◆ **YOUR ASSIGNMENT**:
Your copy should repeat each record below exactly and contain no images.

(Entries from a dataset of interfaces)
[Start of section]

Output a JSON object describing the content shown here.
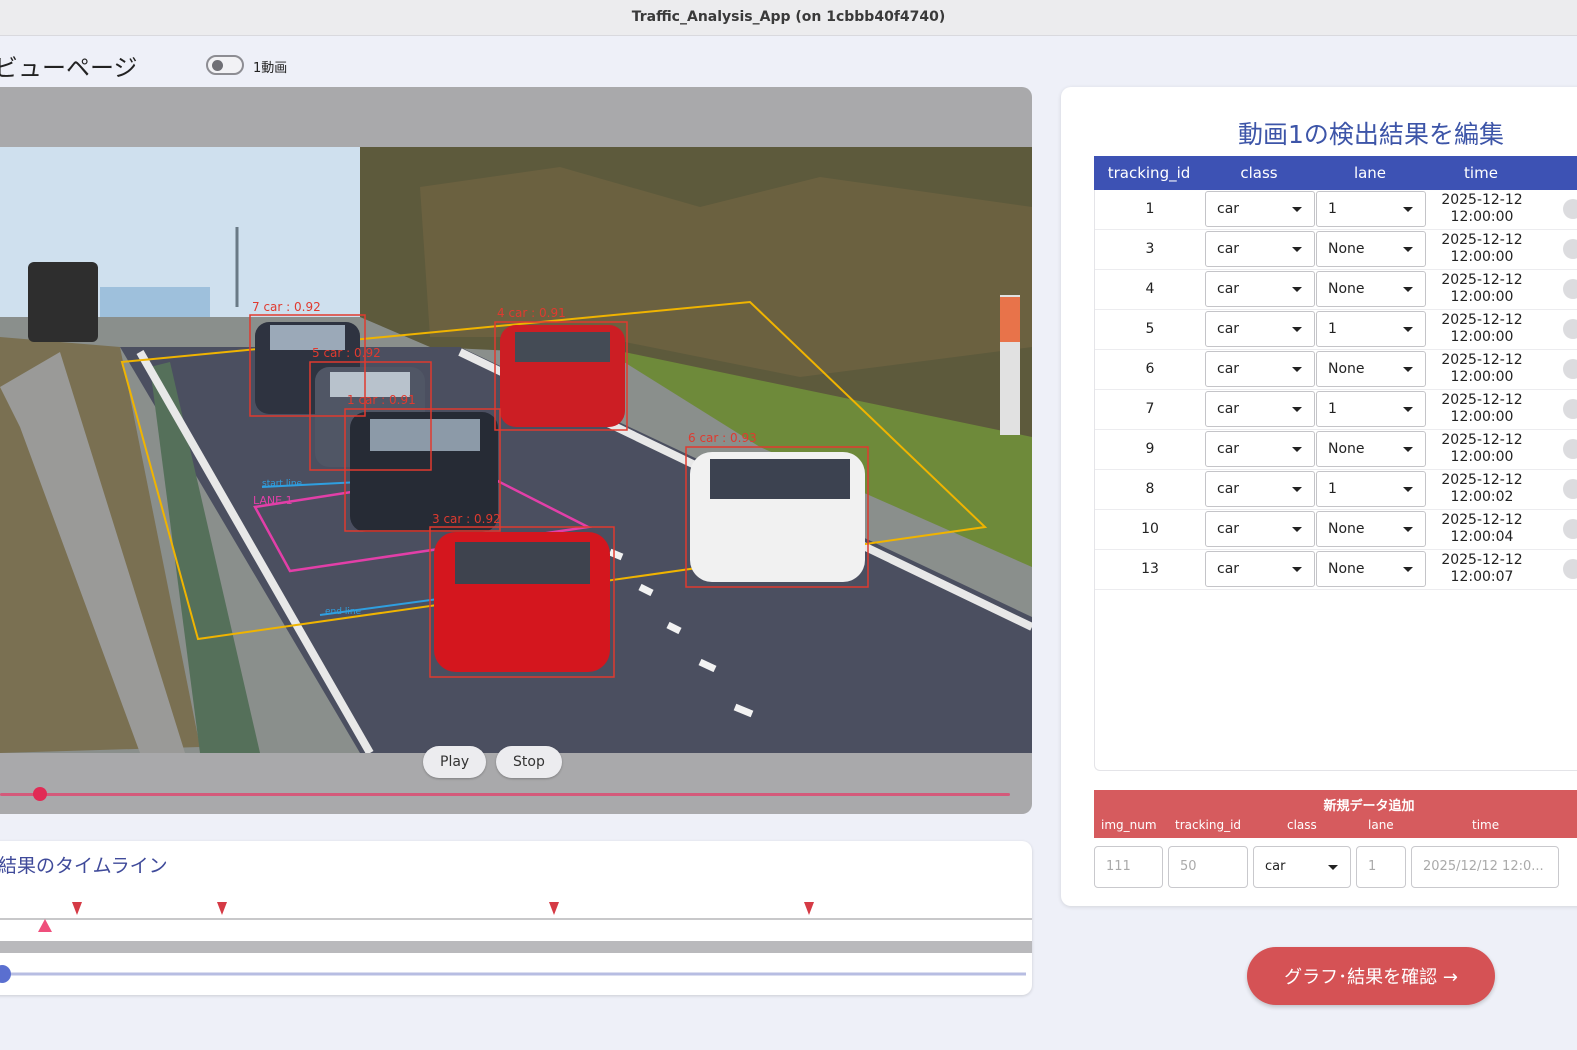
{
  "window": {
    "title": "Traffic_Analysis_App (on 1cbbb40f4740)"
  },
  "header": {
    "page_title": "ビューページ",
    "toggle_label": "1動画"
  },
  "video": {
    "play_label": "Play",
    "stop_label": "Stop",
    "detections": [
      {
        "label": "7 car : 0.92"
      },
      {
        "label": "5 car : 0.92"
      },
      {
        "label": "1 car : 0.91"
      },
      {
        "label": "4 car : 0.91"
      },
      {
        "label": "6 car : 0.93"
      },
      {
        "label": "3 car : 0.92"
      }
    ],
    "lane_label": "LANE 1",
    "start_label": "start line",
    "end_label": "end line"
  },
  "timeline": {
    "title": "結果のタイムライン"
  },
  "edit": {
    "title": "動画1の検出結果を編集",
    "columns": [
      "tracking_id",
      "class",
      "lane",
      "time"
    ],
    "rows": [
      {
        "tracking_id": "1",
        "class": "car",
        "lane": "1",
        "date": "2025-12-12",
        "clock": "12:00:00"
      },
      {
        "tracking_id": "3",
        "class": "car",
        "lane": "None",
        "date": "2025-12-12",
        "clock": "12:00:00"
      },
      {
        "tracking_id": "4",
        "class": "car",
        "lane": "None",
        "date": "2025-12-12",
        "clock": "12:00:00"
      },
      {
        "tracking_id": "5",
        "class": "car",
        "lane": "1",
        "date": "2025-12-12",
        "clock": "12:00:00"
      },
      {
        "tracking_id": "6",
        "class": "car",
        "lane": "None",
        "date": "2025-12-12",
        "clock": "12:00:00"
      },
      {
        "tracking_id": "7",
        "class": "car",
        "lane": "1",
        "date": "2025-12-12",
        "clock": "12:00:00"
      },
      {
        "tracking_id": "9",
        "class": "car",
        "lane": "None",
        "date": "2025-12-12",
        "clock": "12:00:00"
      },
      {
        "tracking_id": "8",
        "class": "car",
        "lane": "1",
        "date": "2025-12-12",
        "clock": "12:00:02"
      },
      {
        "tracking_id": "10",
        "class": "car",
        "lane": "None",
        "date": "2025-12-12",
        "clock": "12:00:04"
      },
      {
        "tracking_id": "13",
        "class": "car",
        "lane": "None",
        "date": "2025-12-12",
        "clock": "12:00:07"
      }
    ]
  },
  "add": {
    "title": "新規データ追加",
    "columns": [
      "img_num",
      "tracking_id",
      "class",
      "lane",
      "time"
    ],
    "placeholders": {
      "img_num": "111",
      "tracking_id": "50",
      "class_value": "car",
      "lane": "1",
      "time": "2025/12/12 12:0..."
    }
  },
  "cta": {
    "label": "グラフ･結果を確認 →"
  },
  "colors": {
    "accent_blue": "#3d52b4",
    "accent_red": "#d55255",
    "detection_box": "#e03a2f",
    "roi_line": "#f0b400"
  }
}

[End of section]

◆ **SOLUTION TO THIS PROBLEM**:
Output a JSON object describing the content shown here.
{
  "window": {
    "title": "Traffic_Analysis_App (on 1cbbb40f4740)"
  },
  "header": {
    "page_title": "ビューページ",
    "toggle_label": "1動画"
  },
  "video": {
    "play_label": "Play",
    "stop_label": "Stop",
    "detections": [
      {
        "label": "7 car : 0.92"
      },
      {
        "label": "5 car : 0.92"
      },
      {
        "label": "1 car : 0.91"
      },
      {
        "label": "4 car : 0.91"
      },
      {
        "label": "6 car : 0.93"
      },
      {
        "label": "3 car : 0.92"
      }
    ],
    "lane_label": "LANE 1",
    "start_label": "start line",
    "end_label": "end line"
  },
  "timeline": {
    "title": "結果のタイムライン"
  },
  "edit": {
    "title": "動画1の検出結果を編集",
    "columns": [
      "tracking_id",
      "class",
      "lane",
      "time"
    ],
    "rows": [
      {
        "tracking_id": "1",
        "class": "car",
        "lane": "1",
        "date": "2025-12-12",
        "clock": "12:00:00"
      },
      {
        "tracking_id": "3",
        "class": "car",
        "lane": "None",
        "date": "2025-12-12",
        "clock": "12:00:00"
      },
      {
        "tracking_id": "4",
        "class": "car",
        "lane": "None",
        "date": "2025-12-12",
        "clock": "12:00:00"
      },
      {
        "tracking_id": "5",
        "class": "car",
        "lane": "1",
        "date": "2025-12-12",
        "clock": "12:00:00"
      },
      {
        "tracking_id": "6",
        "class": "car",
        "lane": "None",
        "date": "2025-12-12",
        "clock": "12:00:00"
      },
      {
        "tracking_id": "7",
        "class": "car",
        "lane": "1",
        "date": "2025-12-12",
        "clock": "12:00:00"
      },
      {
        "tracking_id": "9",
        "class": "car",
        "lane": "None",
        "date": "2025-12-12",
        "clock": "12:00:00"
      },
      {
        "tracking_id": "8",
        "class": "car",
        "lane": "1",
        "date": "2025-12-12",
        "clock": "12:00:02"
      },
      {
        "tracking_id": "10",
        "class": "car",
        "lane": "None",
        "date": "2025-12-12",
        "clock": "12:00:04"
      },
      {
        "tracking_id": "13",
        "class": "car",
        "lane": "None",
        "date": "2025-12-12",
        "clock": "12:00:07"
      }
    ]
  },
  "add": {
    "title": "新規データ追加",
    "columns": [
      "img_num",
      "tracking_id",
      "class",
      "lane",
      "time"
    ],
    "placeholders": {
      "img_num": "111",
      "tracking_id": "50",
      "class_value": "car",
      "lane": "1",
      "time": "2025/12/12 12:0..."
    }
  },
  "cta": {
    "label": "グラフ･結果を確認 →"
  },
  "colors": {
    "accent_blue": "#3d52b4",
    "accent_red": "#d55255",
    "detection_box": "#e03a2f",
    "roi_line": "#f0b400"
  }
}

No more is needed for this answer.